Print the records below exactly. Omit every picture.

## [Extracted entries]

==============================

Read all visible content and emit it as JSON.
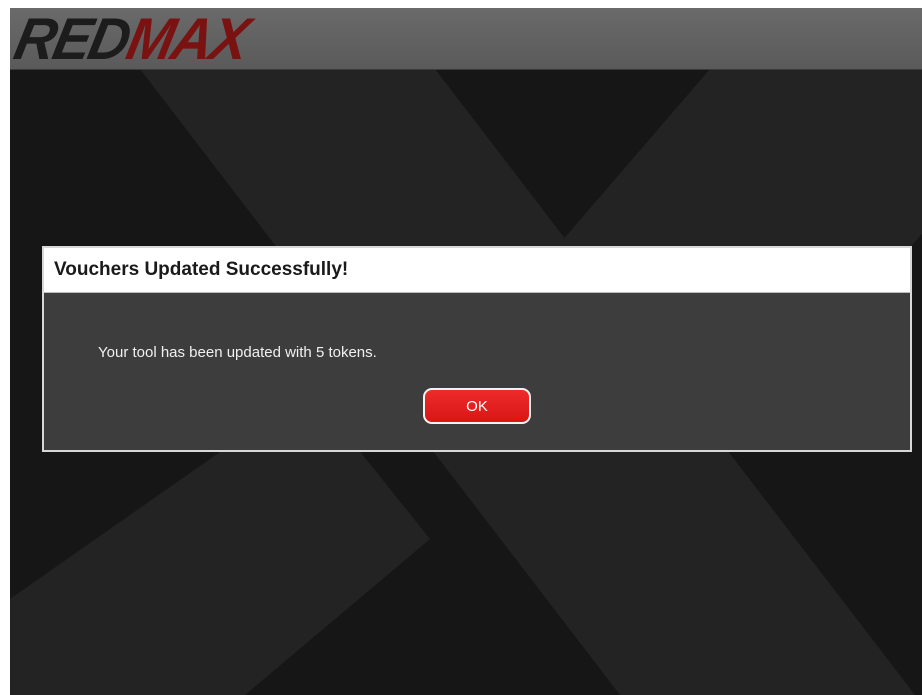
{
  "header": {
    "logo_red": "RED",
    "logo_max": "MAX"
  },
  "dialog": {
    "title": "Vouchers Updated Successfully!",
    "message": "Your tool has been updated with 5 tokens.",
    "ok_label": "OK"
  },
  "colors": {
    "background": "#161616",
    "header": "#5f5f5f",
    "dialog_body": "#3d3d3d",
    "dialog_title_bg": "#ffffff",
    "ok_button": "#e31f1f",
    "brand_dark_red": "#7a1212"
  },
  "icons": {
    "background_watermark": "x-watermark-icon"
  }
}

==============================

## [Exercise solution]
Read all visible content and emit it as JSON.
{
  "header": {
    "logo_red": "RED",
    "logo_max": "MAX"
  },
  "dialog": {
    "title": "Vouchers Updated Successfully!",
    "message": "Your tool has been updated with 5 tokens.",
    "ok_label": "OK"
  },
  "colors": {
    "background": "#161616",
    "header": "#5f5f5f",
    "dialog_body": "#3d3d3d",
    "dialog_title_bg": "#ffffff",
    "ok_button": "#e31f1f",
    "brand_dark_red": "#7a1212"
  },
  "icons": {
    "background_watermark": "x-watermark-icon"
  }
}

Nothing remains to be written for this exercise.